What needs to be done >> Your answer should consist of the lines in the following data that contain "Emily".

Data about app and page elements:

■ ■ ■ ■

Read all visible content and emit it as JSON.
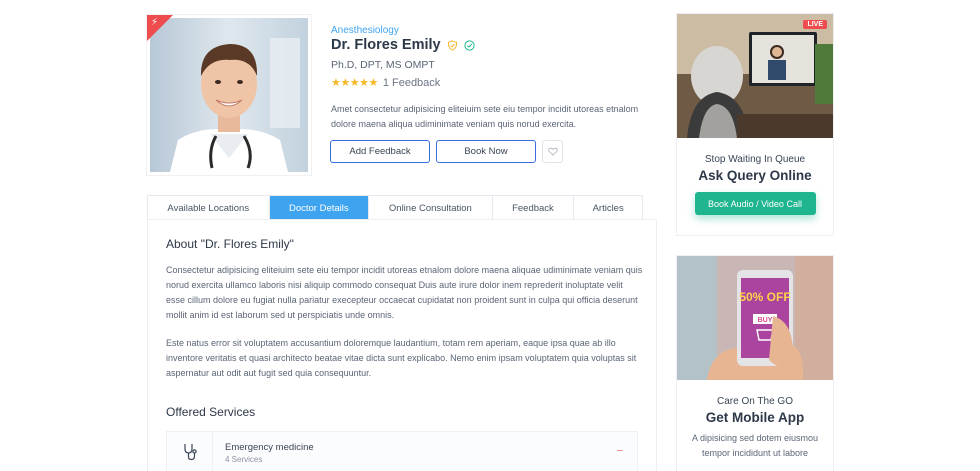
{
  "doctor": {
    "speciality": "Anesthesiology",
    "name": "Dr. Flores Emily",
    "degree": "Ph.D, DPT, MS OMPT",
    "rating_stars": 5,
    "feedback_count": "1 Feedback",
    "description": "Amet consectetur adipisicing eliteiuim sete eiu tempor incidit utoreas etnalom dolore maena aliqua udiminimate veniam quis norud exercita.",
    "badges": [
      "shield-check-icon",
      "check-circle-icon"
    ],
    "featured_icon": "bolt-icon"
  },
  "actions": {
    "add_feedback": "Add Feedback",
    "book_now": "Book Now",
    "favorite_icon": "heart-icon"
  },
  "tabs": [
    {
      "label": "Available Locations",
      "active": false
    },
    {
      "label": "Doctor Details",
      "active": true
    },
    {
      "label": "Online Consultation",
      "active": false
    },
    {
      "label": "Feedback",
      "active": false
    },
    {
      "label": "Articles",
      "active": false
    }
  ],
  "about": {
    "title": "About \"Dr. Flores Emily\"",
    "paragraph_1": "Consectetur adipisicing eliteiuim sete eiu tempor incidit utoreas etnalom dolore maena aliquae udiminimate veniam quis norud exercita ullamco laboris nisi aliquip commodo consequat Duis aute irure dolor inem reprederit inoluptate velit esse cillum dolore eu fugiat nulla pariatur execepteur occaecat cupidatat non proident sunt in culpa qui officia deserunt mollit anim id est laborum sed ut perspiciatis unde omnis.",
    "paragraph_2": "Este natus error sit voluptatem accusantium doloremque laudantium, totam rem aperiam, eaque ipsa quae ab illo inventore veritatis et quasi architecto beatae vitae dicta sunt explicabo. Nemo enim ipsam voluptatem quia voluptas sit aspernatur aut odit aut fugit sed quia consequuntur."
  },
  "services": {
    "title": "Offered Services",
    "items": [
      {
        "name": "Emergency medicine",
        "count": "4 Services",
        "icon": "stethoscope-icon",
        "toggle": "−"
      }
    ]
  },
  "sidebar": {
    "query_card": {
      "badge": "LIVE",
      "subtitle": "Stop Waiting In Queue",
      "heading": "Ask Query Online",
      "button": "Book Audio / Video Call"
    },
    "app_card": {
      "promo": "50% OFF",
      "promo_buy": "BUY",
      "subtitle": "Care On The GO",
      "heading": "Get Mobile App",
      "description": "A dipisicing sed dotem eiusmou tempor incididunt ut labore"
    }
  },
  "colors": {
    "accent_blue": "#3fa4f0",
    "button_border": "#3a6ee0",
    "cta_green": "#1fb58f",
    "live_red": "#ef4d4d",
    "star_gold": "#f6b829"
  }
}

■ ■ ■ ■

Result below >>
    "name": "Dr. Flores Emily",
    "title": "About \"Dr. Flores Emily\"",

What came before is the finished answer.